═════ EXTRACTED ENTRIES
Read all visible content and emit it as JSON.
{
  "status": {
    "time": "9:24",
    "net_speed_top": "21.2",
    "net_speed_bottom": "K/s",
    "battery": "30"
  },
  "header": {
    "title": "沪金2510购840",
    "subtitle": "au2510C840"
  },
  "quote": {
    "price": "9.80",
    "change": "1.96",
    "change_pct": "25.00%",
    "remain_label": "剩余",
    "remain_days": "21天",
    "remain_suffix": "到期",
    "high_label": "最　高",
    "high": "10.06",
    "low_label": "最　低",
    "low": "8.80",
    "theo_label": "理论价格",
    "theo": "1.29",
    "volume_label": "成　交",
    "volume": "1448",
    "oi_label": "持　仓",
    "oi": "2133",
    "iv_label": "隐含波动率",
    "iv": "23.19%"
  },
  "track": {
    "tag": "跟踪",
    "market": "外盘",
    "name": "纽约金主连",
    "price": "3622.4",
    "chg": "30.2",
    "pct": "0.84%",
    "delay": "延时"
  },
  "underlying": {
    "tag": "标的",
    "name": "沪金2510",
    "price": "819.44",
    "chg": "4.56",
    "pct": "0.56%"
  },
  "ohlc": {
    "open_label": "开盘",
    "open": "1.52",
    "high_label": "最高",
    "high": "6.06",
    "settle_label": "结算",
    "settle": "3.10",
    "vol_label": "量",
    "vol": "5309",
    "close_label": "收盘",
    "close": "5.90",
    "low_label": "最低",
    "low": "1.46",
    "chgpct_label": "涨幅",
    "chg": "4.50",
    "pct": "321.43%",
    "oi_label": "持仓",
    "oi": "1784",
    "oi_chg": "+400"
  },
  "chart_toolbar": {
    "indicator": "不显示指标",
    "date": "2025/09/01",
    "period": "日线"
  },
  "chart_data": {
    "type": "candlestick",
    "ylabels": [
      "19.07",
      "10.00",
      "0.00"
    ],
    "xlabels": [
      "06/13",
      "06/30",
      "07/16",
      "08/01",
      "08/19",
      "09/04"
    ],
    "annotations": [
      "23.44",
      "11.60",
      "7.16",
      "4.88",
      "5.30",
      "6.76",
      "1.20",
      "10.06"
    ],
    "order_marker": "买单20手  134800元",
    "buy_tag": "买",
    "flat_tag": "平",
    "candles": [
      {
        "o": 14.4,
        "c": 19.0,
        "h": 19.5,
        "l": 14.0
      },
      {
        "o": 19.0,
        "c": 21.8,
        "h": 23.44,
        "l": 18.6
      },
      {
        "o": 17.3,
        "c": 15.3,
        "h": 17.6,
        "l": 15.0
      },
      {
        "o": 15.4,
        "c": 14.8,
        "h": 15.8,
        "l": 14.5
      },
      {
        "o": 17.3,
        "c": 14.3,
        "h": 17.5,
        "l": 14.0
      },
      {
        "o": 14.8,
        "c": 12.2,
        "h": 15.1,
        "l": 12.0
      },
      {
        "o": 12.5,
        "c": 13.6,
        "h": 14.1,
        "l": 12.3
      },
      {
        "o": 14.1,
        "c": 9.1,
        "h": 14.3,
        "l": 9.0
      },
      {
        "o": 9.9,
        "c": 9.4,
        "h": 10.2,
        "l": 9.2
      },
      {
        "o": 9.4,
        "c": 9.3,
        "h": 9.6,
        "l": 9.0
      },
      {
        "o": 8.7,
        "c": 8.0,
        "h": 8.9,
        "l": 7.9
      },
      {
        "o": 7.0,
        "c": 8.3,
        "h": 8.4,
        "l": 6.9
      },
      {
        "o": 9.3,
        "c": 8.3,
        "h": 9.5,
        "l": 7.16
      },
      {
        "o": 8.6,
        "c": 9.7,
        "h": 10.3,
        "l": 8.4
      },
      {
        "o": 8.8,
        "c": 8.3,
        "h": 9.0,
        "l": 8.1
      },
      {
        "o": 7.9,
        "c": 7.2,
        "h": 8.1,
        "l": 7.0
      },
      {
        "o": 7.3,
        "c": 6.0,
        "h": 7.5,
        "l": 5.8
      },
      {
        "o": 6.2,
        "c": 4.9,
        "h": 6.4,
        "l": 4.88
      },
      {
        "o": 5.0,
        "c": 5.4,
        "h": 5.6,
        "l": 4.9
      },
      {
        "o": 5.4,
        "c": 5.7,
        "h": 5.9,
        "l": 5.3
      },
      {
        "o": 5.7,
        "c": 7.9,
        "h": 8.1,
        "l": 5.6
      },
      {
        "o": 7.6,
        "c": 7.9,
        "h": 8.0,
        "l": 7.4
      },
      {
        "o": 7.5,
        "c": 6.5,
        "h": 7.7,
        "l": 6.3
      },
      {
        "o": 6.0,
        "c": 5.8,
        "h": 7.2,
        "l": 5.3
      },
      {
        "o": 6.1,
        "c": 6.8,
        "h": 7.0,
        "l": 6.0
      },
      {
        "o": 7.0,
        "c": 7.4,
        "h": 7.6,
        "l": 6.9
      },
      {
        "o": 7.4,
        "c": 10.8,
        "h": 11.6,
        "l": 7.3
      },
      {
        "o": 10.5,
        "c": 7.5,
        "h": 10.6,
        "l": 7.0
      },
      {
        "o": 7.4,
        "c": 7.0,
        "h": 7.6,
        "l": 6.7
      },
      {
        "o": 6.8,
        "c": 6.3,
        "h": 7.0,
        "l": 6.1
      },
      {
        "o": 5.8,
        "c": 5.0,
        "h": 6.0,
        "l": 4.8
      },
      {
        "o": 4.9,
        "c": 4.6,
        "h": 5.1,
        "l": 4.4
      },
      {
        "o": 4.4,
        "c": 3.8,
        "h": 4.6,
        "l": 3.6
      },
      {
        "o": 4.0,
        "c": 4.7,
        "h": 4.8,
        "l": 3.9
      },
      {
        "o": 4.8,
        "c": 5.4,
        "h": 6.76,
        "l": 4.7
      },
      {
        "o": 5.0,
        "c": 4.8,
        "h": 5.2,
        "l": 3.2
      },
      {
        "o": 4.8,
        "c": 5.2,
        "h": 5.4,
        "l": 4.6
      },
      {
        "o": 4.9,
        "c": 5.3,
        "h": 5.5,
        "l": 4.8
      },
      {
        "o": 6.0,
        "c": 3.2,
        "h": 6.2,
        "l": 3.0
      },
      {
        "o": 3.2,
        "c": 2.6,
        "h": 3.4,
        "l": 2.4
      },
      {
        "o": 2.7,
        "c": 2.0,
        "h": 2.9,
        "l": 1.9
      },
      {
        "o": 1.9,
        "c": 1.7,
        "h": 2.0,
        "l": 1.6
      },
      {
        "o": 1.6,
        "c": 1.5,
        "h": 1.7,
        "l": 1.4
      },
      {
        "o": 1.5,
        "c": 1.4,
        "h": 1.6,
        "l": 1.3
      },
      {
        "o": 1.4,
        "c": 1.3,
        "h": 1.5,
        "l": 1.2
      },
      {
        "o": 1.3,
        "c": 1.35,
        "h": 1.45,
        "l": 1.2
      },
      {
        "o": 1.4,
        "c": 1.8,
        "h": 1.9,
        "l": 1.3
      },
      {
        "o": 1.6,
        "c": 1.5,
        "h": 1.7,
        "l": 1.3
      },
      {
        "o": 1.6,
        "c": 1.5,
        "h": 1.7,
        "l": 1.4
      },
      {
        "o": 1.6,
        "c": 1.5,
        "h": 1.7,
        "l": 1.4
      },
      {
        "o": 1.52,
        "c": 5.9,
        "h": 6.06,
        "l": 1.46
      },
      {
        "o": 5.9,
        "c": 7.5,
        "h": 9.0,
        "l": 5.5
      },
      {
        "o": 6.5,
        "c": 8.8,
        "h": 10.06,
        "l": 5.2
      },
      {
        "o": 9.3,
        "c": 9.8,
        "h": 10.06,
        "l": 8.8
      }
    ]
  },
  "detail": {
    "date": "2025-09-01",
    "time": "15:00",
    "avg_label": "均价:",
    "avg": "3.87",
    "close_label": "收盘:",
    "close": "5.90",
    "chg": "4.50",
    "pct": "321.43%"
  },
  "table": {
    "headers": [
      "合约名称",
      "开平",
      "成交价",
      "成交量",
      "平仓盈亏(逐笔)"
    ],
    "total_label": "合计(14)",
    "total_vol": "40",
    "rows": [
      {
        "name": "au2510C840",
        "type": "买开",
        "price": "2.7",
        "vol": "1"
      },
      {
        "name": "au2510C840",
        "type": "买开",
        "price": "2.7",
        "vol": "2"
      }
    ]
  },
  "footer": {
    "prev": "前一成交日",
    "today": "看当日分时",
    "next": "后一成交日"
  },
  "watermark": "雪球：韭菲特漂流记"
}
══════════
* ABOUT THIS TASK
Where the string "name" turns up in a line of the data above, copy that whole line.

* YOUR RESPONSE
    "name": "纽约金主连",
    "name": "沪金2510",
        "name": "au2510C840",
        "name": "au2510C840",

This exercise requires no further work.